Task requirements: Only lines that contain the word "shortcut" are to be returned from the data below.

Input material below:

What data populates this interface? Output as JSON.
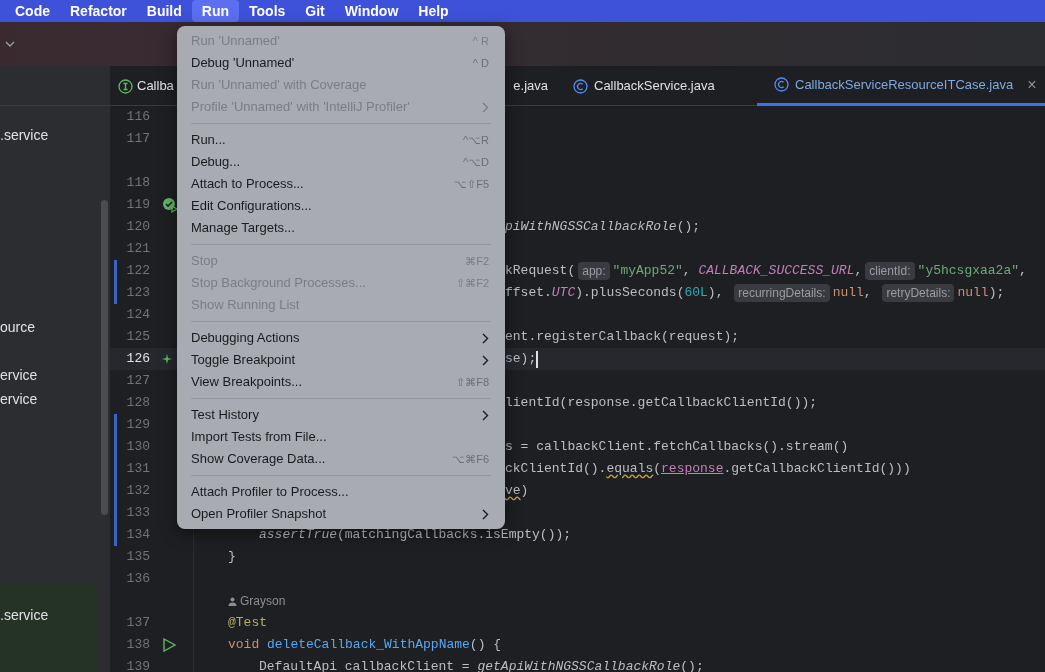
{
  "menubar": [
    {
      "label": "Code",
      "selected": false
    },
    {
      "label": "Refactor",
      "selected": false
    },
    {
      "label": "Build",
      "selected": false
    },
    {
      "label": "Run",
      "selected": true
    },
    {
      "label": "Tools",
      "selected": false
    },
    {
      "label": "Git",
      "selected": false
    },
    {
      "label": "Window",
      "selected": false
    },
    {
      "label": "Help",
      "selected": false
    }
  ],
  "project_tree": [
    {
      "label": ".service",
      "selected": false
    },
    {
      "label": "ource",
      "selected": false
    },
    {
      "label": "ervice",
      "selected": false
    },
    {
      "label": "ervice",
      "selected": false
    },
    {
      "label": ".service",
      "selected": true
    }
  ],
  "tabs": [
    {
      "label": "Callba",
      "kind": "interface",
      "selected": false
    },
    {
      "label": "e.java",
      "kind": "fragment",
      "selected": false
    },
    {
      "label": "CallbackService.java",
      "kind": "class",
      "selected": false
    },
    {
      "label": "CallbackServiceResourceITCase.java",
      "kind": "class",
      "selected": true,
      "close": "×"
    }
  ],
  "editor_lines": [
    {
      "kind": "code",
      "number": "116"
    },
    {
      "kind": "code",
      "number": "117"
    },
    {
      "kind": "hint"
    },
    {
      "kind": "code",
      "number": "118"
    },
    {
      "kind": "code",
      "number": "119",
      "gutter_icon": {
        "kind": "test_passed"
      }
    },
    {
      "kind": "partial",
      "number": "120",
      "tokens": [
        {
          "text": "piWithNGSSCallbackRole",
          "kind": "italic"
        },
        {
          "text": "();",
          "kind": "plain"
        }
      ]
    },
    {
      "kind": "code",
      "number": "121"
    },
    {
      "kind": "partial",
      "number": "122",
      "changed": true,
      "tokens": [
        {
          "text": "kRequest(",
          "kind": "plain"
        },
        {
          "text": "app:",
          "kind": "inlay"
        },
        {
          "text": "\"myApp52\"",
          "kind": "string"
        },
        {
          "text": ", ",
          "kind": "plain"
        },
        {
          "text": "CALLBACK_SUCCESS_URL",
          "kind": "constant"
        },
        {
          "text": ",",
          "kind": "plain"
        },
        {
          "text": "clientId:",
          "kind": "inlay"
        },
        {
          "text": "\"y5hcsgxaa2a\"",
          "kind": "string"
        },
        {
          "text": ", ",
          "kind": "plain"
        }
      ]
    },
    {
      "kind": "partial",
      "number": "123",
      "changed": true,
      "tokens": [
        {
          "text": "ffset.",
          "kind": "plain"
        },
        {
          "text": "UTC",
          "kind": "constant"
        },
        {
          "text": ").plusSeconds(",
          "kind": "plain"
        },
        {
          "text": "60L",
          "kind": "number"
        },
        {
          "text": "), ",
          "kind": "plain"
        },
        {
          "text": "recurringDetails:",
          "kind": "inlay"
        },
        {
          "text": "null",
          "kind": "keyword"
        },
        {
          "text": ", ",
          "kind": "plain"
        },
        {
          "text": "retryDetails:",
          "kind": "inlay"
        },
        {
          "text": "null",
          "kind": "keyword"
        },
        {
          "text": ");",
          "kind": "plain"
        }
      ]
    },
    {
      "kind": "code",
      "number": "124"
    },
    {
      "kind": "partial",
      "number": "125",
      "tokens": [
        {
          "text": "ent.registerCallback(request);",
          "kind": "plain"
        }
      ]
    },
    {
      "kind": "partial",
      "number": "126",
      "current": true,
      "gutter_icon": {
        "kind": "sparkle"
      },
      "tokens": [
        {
          "text": "se);",
          "kind": "plain"
        }
      ]
    },
    {
      "kind": "code",
      "number": "127"
    },
    {
      "kind": "partial",
      "number": "128",
      "tokens": [
        {
          "text": "lientId(response.getCallbackClientId());",
          "kind": "plain"
        }
      ]
    },
    {
      "kind": "code",
      "number": "129",
      "changed": true
    },
    {
      "kind": "partial",
      "number": "130",
      "changed": true,
      "tokens": [
        {
          "text": "s = callbackClient.fetchCallbacks().stream()",
          "kind": "plain"
        }
      ]
    },
    {
      "kind": "partial",
      "number": "131",
      "changed": true,
      "tokens": [
        {
          "text": "ckClientId().",
          "kind": "plain"
        },
        {
          "text": "equals",
          "kind": "warning"
        },
        {
          "text": "(",
          "kind": "plain"
        },
        {
          "text": "response",
          "kind": "param_ref"
        },
        {
          "text": ".getCallbackClientId()))",
          "kind": "plain"
        }
      ]
    },
    {
      "kind": "partial",
      "number": "132",
      "changed": true,
      "tokens": [
        {
          "text": "ve",
          "kind": "warning"
        },
        {
          "text": ")",
          "kind": "plain"
        }
      ]
    },
    {
      "kind": "code",
      "number": "133",
      "changed": true
    },
    {
      "kind": "indented",
      "number": "134",
      "changed": true,
      "tokens": [
        {
          "text": "assertTrue",
          "kind": "italic"
        },
        {
          "text": "(matchingCallbacks.isEmpty());",
          "kind": "plain"
        }
      ]
    },
    {
      "kind": "code",
      "number": "135",
      "tokens": [
        {
          "text": "}",
          "kind": "plain"
        }
      ]
    },
    {
      "kind": "code",
      "number": "136"
    },
    {
      "kind": "hint",
      "text": "Grayson"
    },
    {
      "kind": "code",
      "number": "137",
      "tokens": [
        {
          "text": "@Test",
          "kind": "annotation"
        }
      ]
    },
    {
      "kind": "code",
      "number": "138",
      "gutter_icon": {
        "kind": "run"
      },
      "tokens": [
        {
          "text": "void ",
          "kind": "keyword"
        },
        {
          "text": "deleteCallback_WithAppName",
          "kind": "method"
        },
        {
          "text": "() {",
          "kind": "plain"
        }
      ]
    },
    {
      "kind": "indented",
      "number": "139",
      "tokens": [
        {
          "text": "DefaultApi callbackClient = ",
          "kind": "plain"
        },
        {
          "text": "getApiWithNGSSCallbackRole",
          "kind": "italic"
        },
        {
          "text": "();",
          "kind": "plain"
        }
      ]
    }
  ],
  "run_menu": [
    {
      "kind": "item",
      "label": "Run 'Unnamed'",
      "shortcut": "^ R",
      "disabled": true
    },
    {
      "kind": "item",
      "label": "Debug 'Unnamed'",
      "shortcut": "^ D",
      "disabled": false
    },
    {
      "kind": "item",
      "label": "Run 'Unnamed' with Coverage",
      "disabled": true
    },
    {
      "kind": "item",
      "label": "Profile 'Unnamed' with 'IntelliJ Profiler'",
      "disabled": true,
      "submenu": true
    },
    {
      "kind": "separator"
    },
    {
      "kind": "item",
      "label": "Run...",
      "shortcut": "^⌥R",
      "disabled": false
    },
    {
      "kind": "item",
      "label": "Debug...",
      "shortcut": "^⌥D",
      "disabled": false
    },
    {
      "kind": "item",
      "label": "Attach to Process...",
      "shortcut": "⌥⇧F5",
      "disabled": false
    },
    {
      "kind": "item",
      "label": "Edit Configurations...",
      "disabled": false
    },
    {
      "kind": "item",
      "label": "Manage Targets...",
      "disabled": false
    },
    {
      "kind": "separator"
    },
    {
      "kind": "item",
      "label": "Stop",
      "shortcut": "⌘F2",
      "disabled": true
    },
    {
      "kind": "item",
      "label": "Stop Background Processes...",
      "shortcut": "⇧⌘F2",
      "disabled": true
    },
    {
      "kind": "item",
      "label": "Show Running List",
      "disabled": true
    },
    {
      "kind": "separator"
    },
    {
      "kind": "item",
      "label": "Debugging Actions",
      "disabled": false,
      "submenu": true
    },
    {
      "kind": "item",
      "label": "Toggle Breakpoint",
      "disabled": false,
      "submenu": true
    },
    {
      "kind": "item",
      "label": "View Breakpoints...",
      "shortcut": "⇧⌘F8",
      "disabled": false
    },
    {
      "kind": "separator"
    },
    {
      "kind": "item",
      "label": "Test History",
      "disabled": false,
      "submenu": true
    },
    {
      "kind": "item",
      "label": "Import Tests from File...",
      "disabled": false
    },
    {
      "kind": "item",
      "label": "Show Coverage Data...",
      "shortcut": "⌥⌘F6",
      "disabled": false
    },
    {
      "kind": "separator"
    },
    {
      "kind": "item",
      "label": "Attach Profiler to Process...",
      "disabled": false
    },
    {
      "kind": "item",
      "label": "Open Profiler Snapshot",
      "disabled": false,
      "submenu": true
    }
  ]
}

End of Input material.

Problem solution:
      "shortcut": "^ R",
      "shortcut": "^ D",
      "shortcut": "^⌥R",
      "shortcut": "^⌥D",
      "shortcut": "⌥⇧F5",
      "shortcut": "⌘F2",
      "shortcut": "⇧⌘F2",
      "shortcut": "⇧⌘F8",
      "shortcut": "⌥⌘F6",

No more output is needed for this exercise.